Interface dataset entries
--*--

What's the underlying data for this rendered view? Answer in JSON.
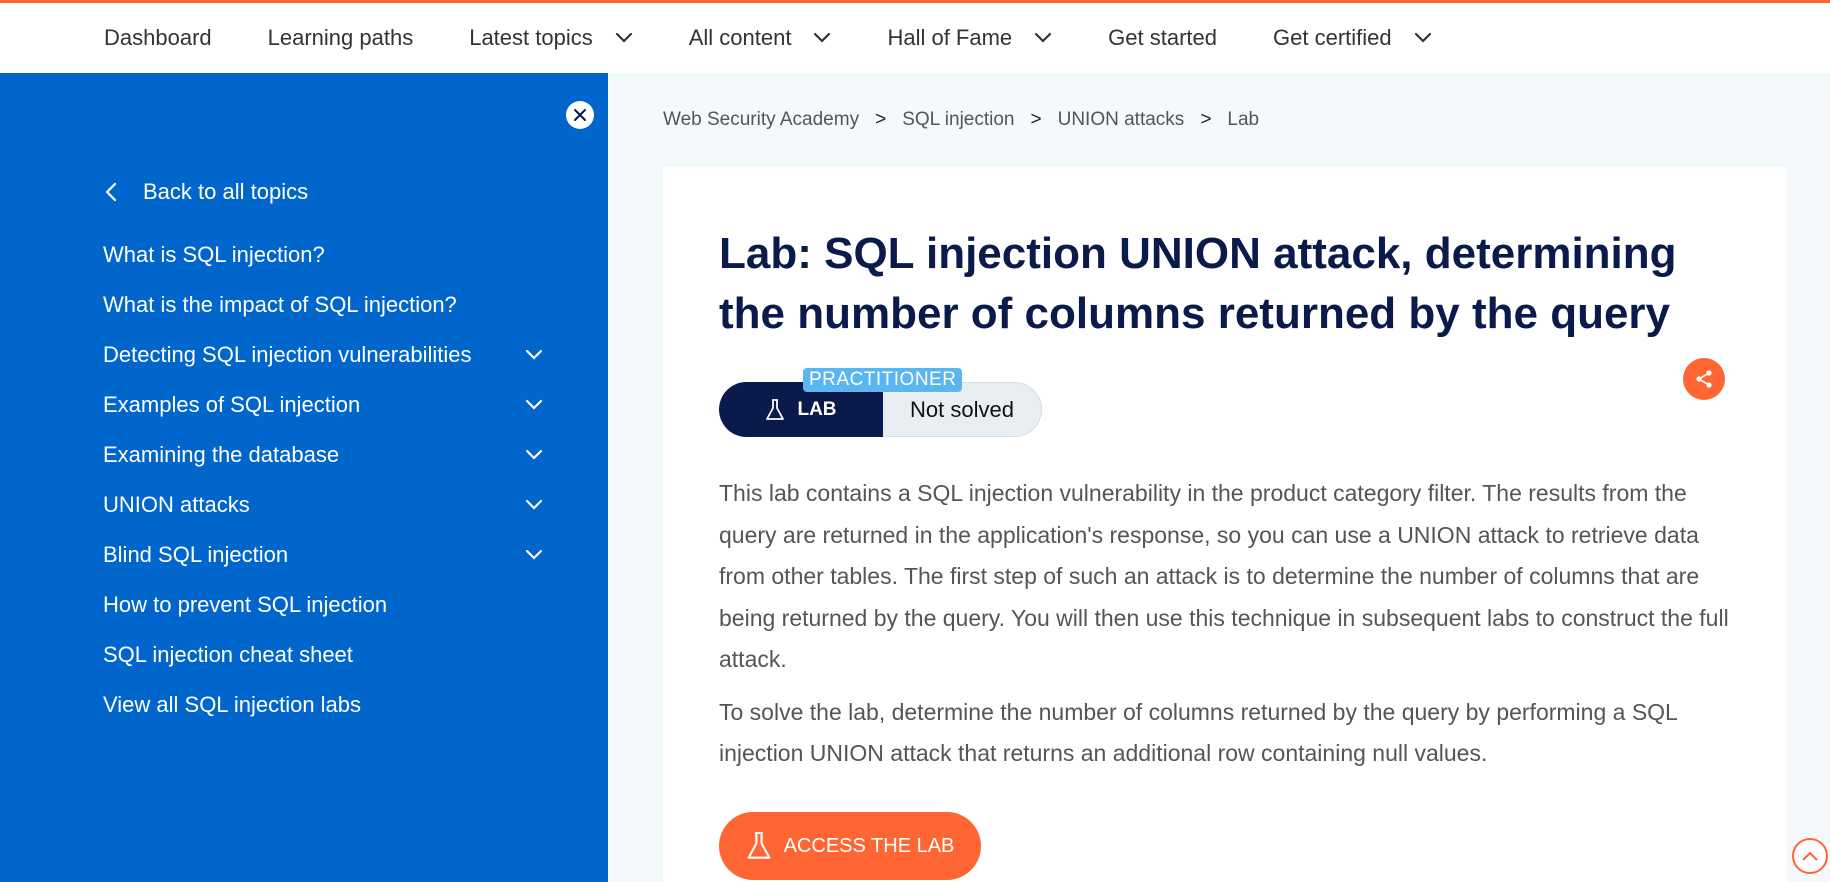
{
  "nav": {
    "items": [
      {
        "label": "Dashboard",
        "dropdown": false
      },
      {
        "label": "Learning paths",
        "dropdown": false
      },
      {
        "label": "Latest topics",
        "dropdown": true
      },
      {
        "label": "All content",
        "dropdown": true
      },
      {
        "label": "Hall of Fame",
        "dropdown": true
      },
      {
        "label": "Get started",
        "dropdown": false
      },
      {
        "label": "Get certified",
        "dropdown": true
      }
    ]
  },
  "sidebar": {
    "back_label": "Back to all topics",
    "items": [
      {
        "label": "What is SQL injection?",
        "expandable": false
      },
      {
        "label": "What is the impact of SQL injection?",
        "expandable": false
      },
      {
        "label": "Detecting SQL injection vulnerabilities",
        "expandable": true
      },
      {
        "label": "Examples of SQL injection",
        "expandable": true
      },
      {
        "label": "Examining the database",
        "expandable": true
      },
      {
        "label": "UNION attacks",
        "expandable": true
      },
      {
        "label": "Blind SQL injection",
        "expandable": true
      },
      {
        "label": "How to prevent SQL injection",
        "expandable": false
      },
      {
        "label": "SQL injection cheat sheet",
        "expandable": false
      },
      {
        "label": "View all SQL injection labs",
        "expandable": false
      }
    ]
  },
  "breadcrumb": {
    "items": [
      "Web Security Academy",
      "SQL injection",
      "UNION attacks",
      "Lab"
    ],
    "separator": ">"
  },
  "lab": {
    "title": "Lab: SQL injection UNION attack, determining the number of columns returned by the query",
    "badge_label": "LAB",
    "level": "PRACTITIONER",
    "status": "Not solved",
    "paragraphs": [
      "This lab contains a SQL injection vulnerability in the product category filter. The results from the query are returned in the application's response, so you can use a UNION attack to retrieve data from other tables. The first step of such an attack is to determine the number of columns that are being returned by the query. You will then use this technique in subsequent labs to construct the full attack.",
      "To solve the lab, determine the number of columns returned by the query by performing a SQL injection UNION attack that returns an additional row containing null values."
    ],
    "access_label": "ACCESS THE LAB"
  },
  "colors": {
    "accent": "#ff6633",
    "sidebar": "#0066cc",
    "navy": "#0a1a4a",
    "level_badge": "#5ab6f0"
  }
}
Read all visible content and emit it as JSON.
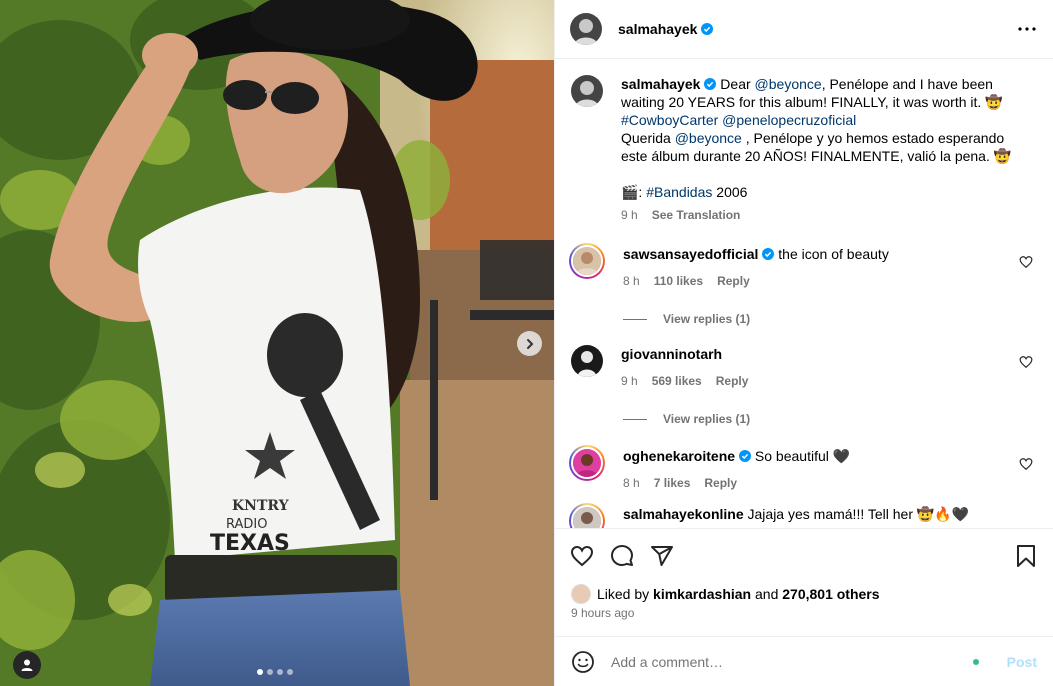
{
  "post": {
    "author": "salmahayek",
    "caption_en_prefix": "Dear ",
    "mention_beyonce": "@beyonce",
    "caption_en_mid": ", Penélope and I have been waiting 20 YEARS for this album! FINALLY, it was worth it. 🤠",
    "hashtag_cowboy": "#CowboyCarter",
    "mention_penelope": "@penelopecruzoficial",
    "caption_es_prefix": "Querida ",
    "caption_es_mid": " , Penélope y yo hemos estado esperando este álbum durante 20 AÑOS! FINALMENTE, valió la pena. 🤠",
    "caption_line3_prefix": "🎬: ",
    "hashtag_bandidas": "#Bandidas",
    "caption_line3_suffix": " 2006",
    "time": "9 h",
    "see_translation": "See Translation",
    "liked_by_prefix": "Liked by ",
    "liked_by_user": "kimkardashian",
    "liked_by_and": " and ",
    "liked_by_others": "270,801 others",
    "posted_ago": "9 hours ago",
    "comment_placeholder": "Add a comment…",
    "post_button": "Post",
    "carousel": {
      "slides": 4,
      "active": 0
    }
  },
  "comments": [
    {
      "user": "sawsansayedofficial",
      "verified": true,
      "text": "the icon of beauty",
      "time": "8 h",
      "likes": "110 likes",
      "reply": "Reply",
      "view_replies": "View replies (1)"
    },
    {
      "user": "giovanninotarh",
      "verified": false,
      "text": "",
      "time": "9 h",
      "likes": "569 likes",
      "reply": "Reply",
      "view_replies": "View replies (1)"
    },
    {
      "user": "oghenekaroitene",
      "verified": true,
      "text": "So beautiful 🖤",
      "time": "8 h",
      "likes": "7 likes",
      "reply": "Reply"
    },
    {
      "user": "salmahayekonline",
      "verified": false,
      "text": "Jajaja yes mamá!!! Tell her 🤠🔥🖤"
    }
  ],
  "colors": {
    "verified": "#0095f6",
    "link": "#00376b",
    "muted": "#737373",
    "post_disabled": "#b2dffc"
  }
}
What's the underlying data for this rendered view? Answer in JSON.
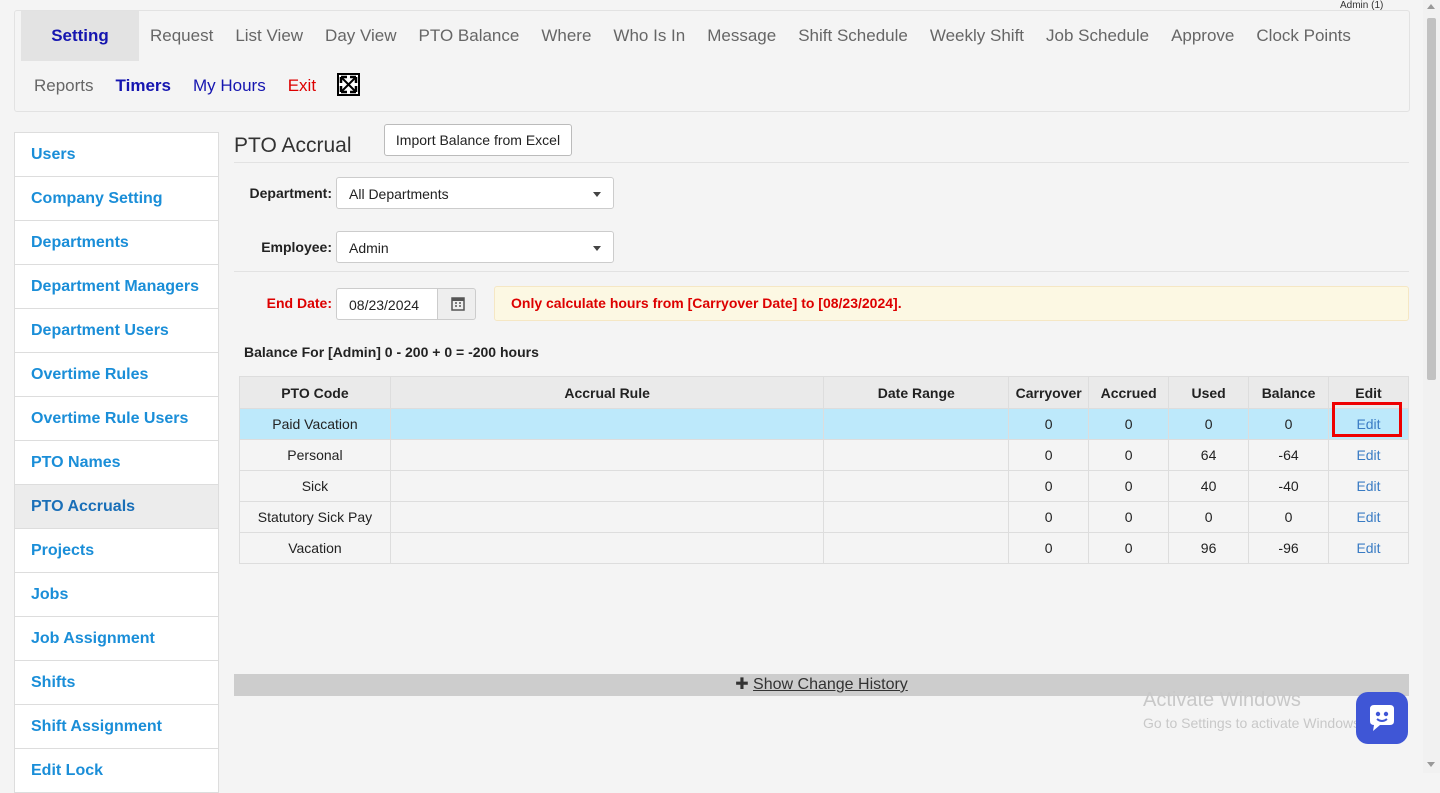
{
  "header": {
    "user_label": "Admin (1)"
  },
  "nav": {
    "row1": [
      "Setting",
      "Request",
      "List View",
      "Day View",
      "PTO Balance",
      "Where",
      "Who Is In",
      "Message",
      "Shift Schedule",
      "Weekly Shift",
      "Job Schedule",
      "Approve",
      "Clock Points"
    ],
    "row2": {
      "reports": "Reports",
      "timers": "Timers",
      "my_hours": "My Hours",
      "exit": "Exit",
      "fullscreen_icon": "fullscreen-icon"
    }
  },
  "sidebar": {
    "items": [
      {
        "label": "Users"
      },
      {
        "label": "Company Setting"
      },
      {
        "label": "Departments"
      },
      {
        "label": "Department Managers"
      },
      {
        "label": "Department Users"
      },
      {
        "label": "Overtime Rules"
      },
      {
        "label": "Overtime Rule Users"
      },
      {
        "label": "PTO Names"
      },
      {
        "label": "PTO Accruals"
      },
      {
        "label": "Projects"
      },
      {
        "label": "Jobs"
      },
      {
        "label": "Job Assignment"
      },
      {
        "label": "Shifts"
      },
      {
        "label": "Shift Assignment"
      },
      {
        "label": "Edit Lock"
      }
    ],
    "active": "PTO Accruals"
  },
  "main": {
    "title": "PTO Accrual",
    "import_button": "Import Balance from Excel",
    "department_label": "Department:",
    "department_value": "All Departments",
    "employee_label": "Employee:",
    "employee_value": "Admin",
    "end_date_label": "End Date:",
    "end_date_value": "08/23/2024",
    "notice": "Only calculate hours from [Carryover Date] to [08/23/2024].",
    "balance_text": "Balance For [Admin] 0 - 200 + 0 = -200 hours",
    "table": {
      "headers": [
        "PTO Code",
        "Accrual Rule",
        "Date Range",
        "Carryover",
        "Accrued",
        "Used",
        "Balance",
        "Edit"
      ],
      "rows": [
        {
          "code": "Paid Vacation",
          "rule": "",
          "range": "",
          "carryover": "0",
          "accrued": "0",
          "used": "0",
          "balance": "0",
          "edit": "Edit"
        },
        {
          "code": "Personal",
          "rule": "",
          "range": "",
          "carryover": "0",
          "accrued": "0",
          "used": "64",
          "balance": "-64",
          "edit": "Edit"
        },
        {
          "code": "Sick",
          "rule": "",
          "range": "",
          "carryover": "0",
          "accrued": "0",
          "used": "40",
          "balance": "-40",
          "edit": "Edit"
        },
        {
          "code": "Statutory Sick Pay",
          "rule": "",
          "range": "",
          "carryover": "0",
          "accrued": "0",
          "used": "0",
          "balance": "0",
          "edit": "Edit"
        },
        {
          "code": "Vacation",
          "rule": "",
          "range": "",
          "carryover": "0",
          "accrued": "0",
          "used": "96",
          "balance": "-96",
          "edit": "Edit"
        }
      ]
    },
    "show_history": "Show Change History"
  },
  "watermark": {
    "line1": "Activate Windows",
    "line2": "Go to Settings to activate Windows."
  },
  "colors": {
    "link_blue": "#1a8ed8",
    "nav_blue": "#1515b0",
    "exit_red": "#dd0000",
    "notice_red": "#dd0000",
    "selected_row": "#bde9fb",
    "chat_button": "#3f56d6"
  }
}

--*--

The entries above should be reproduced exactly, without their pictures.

■ **Exercise answer**
What's the underlying data for this rendered view? Answer in JSON.
{
  "nav": {
    "items": [
      {
        "label": "Dashboard",
        "dropdown": false
      },
      {
        "label": "Learning paths",
        "dropdown": false
      },
      {
        "label": "Latest topics",
        "dropdown": true
      },
      {
        "label": "All content",
        "dropdown": true
      },
      {
        "label": "Hall of Fame",
        "dropdown": true
      },
      {
        "label": "Get started",
        "dropdown": false
      },
      {
        "label": "Get certified",
        "dropdown": true
      }
    ]
  },
  "sidebar": {
    "back_label": "Back to all topics",
    "items": [
      {
        "label": "What is SQL injection?",
        "expandable": false
      },
      {
        "label": "What is the impact of SQL injection?",
        "expandable": false
      },
      {
        "label": "Detecting SQL injection vulnerabilities",
        "expandable": true
      },
      {
        "label": "Examples of SQL injection",
        "expandable": true
      },
      {
        "label": "Examining the database",
        "expandable": true
      },
      {
        "label": "UNION attacks",
        "expandable": true
      },
      {
        "label": "Blind SQL injection",
        "expandable": true
      },
      {
        "label": "How to prevent SQL injection",
        "expandable": false
      },
      {
        "label": "SQL injection cheat sheet",
        "expandable": false
      },
      {
        "label": "View all SQL injection labs",
        "expandable": false
      }
    ]
  },
  "breadcrumb": {
    "items": [
      "Web Security Academy",
      "SQL injection",
      "UNION attacks",
      "Lab"
    ],
    "separator": ">"
  },
  "lab": {
    "title": "Lab: SQL injection UNION attack, determining the number of columns returned by the query",
    "badge_label": "LAB",
    "level": "PRACTITIONER",
    "status": "Not solved",
    "paragraphs": [
      "This lab contains a SQL injection vulnerability in the product category filter. The results from the query are returned in the application's response, so you can use a UNION attack to retrieve data from other tables. The first step of such an attack is to determine the number of columns that are being returned by the query. You will then use this technique in subsequent labs to construct the full attack.",
      "To solve the lab, determine the number of columns returned by the query by performing a SQL injection UNION attack that returns an additional row containing null values."
    ],
    "access_label": "ACCESS THE LAB"
  },
  "colors": {
    "accent": "#ff6633",
    "sidebar": "#0066cc",
    "navy": "#0a1a4a",
    "level_badge": "#5ab6f0"
  }
}
Read all visible content and emit it as JSON.
{
  "post": {
    "author": "salmahayek",
    "caption_en_prefix": "Dear ",
    "mention_beyonce": "@beyonce",
    "caption_en_mid": ", Penélope and I have been waiting 20 YEARS for this album! FINALLY, it was worth it. 🤠",
    "hashtag_cowboy": "#CowboyCarter",
    "mention_penelope": "@penelopecruzoficial",
    "caption_es_prefix": "Querida ",
    "caption_es_mid": " , Penélope y yo hemos estado esperando este álbum durante 20 AÑOS! FINALMENTE, valió la pena. 🤠",
    "caption_line3_prefix": "🎬: ",
    "hashtag_bandidas": "#Bandidas",
    "caption_line3_suffix": " 2006",
    "time": "9 h",
    "see_translation": "See Translation",
    "liked_by_prefix": "Liked by ",
    "liked_by_user": "kimkardashian",
    "liked_by_and": " and ",
    "liked_by_others": "270,801 others",
    "posted_ago": "9 hours ago",
    "comment_placeholder": "Add a comment…",
    "post_button": "Post",
    "carousel": {
      "slides": 4,
      "active": 0
    }
  },
  "comments": [
    {
      "user": "sawsansayedofficial",
      "verified": true,
      "text": "the icon of beauty",
      "time": "8 h",
      "likes": "110 likes",
      "reply": "Reply",
      "view_replies": "View replies (1)"
    },
    {
      "user": "giovanninotarh",
      "verified": false,
      "text": "",
      "time": "9 h",
      "likes": "569 likes",
      "reply": "Reply",
      "view_replies": "View replies (1)"
    },
    {
      "user": "oghenekaroitene",
      "verified": true,
      "text": "So beautiful 🖤",
      "time": "8 h",
      "likes": "7 likes",
      "reply": "Reply"
    },
    {
      "user": "salmahayekonline",
      "verified": false,
      "text": "Jajaja yes mamá!!! Tell her 🤠🔥🖤"
    }
  ],
  "colors": {
    "verified": "#0095f6",
    "link": "#00376b",
    "muted": "#737373",
    "post_disabled": "#b2dffc"
  }
}
What's the underlying data for this rendered view? Answer in JSON.
{
  "header": {
    "user_label": "Admin (1)"
  },
  "nav": {
    "row1": [
      "Setting",
      "Request",
      "List View",
      "Day View",
      "PTO Balance",
      "Where",
      "Who Is In",
      "Message",
      "Shift Schedule",
      "Weekly Shift",
      "Job Schedule",
      "Approve",
      "Clock Points"
    ],
    "row2": {
      "reports": "Reports",
      "timers": "Timers",
      "my_hours": "My Hours",
      "exit": "Exit",
      "fullscreen_icon": "fullscreen-icon"
    }
  },
  "sidebar": {
    "items": [
      {
        "label": "Users"
      },
      {
        "label": "Company Setting"
      },
      {
        "label": "Departments"
      },
      {
        "label": "Department Managers"
      },
      {
        "label": "Department Users"
      },
      {
        "label": "Overtime Rules"
      },
      {
        "label": "Overtime Rule Users"
      },
      {
        "label": "PTO Names"
      },
      {
        "label": "PTO Accruals"
      },
      {
        "label": "Projects"
      },
      {
        "label": "Jobs"
      },
      {
        "label": "Job Assignment"
      },
      {
        "label": "Shifts"
      },
      {
        "label": "Shift Assignment"
      },
      {
        "label": "Edit Lock"
      }
    ],
    "active": "PTO Accruals"
  },
  "main": {
    "title": "PTO Accrual",
    "import_button": "Import Balance from Excel",
    "department_label": "Department:",
    "department_value": "All Departments",
    "employee_label": "Employee:",
    "employee_value": "Admin",
    "end_date_label": "End Date:",
    "end_date_value": "08/23/2024",
    "notice": "Only calculate hours from [Carryover Date] to [08/23/2024].",
    "balance_text": "Balance For [Admin] 0 - 200 + 0 = -200 hours",
    "table": {
      "headers": [
        "PTO Code",
        "Accrual Rule",
        "Date Range",
        "Carryover",
        "Accrued",
        "Used",
        "Balance",
        "Edit"
      ],
      "rows": [
        {
          "code": "Paid Vacation",
          "rule": "",
          "range": "",
          "carryover": "0",
          "accrued": "0",
          "used": "0",
          "balance": "0",
          "edit": "Edit"
        },
        {
          "code": "Personal",
          "rule": "",
          "range": "",
          "carryover": "0",
          "accrued": "0",
          "used": "64",
          "balance": "-64",
          "edit": "Edit"
        },
        {
          "code": "Sick",
          "rule": "",
          "range": "",
          "carryover": "0",
          "accrued": "0",
          "used": "40",
          "balance": "-40",
          "edit": "Edit"
        },
        {
          "code": "Statutory Sick Pay",
          "rule": "",
          "range": "",
          "carryover": "0",
          "accrued": "0",
          "used": "0",
          "balance": "0",
          "edit": "Edit"
        },
        {
          "code": "Vacation",
          "rule": "",
          "range": "",
          "carryover": "0",
          "accrued": "0",
          "used": "96",
          "balance": "-96",
          "edit": "Edit"
        }
      ]
    },
    "show_history": "Show Change History"
  },
  "watermark": {
    "line1": "Activate Windows",
    "line2": "Go to Settings to activate Windows."
  },
  "colors": {
    "link_blue": "#1a8ed8",
    "nav_blue": "#1515b0",
    "exit_red": "#dd0000",
    "notice_red": "#dd0000",
    "selected_row": "#bde9fb",
    "chat_button": "#3f56d6"
  }
}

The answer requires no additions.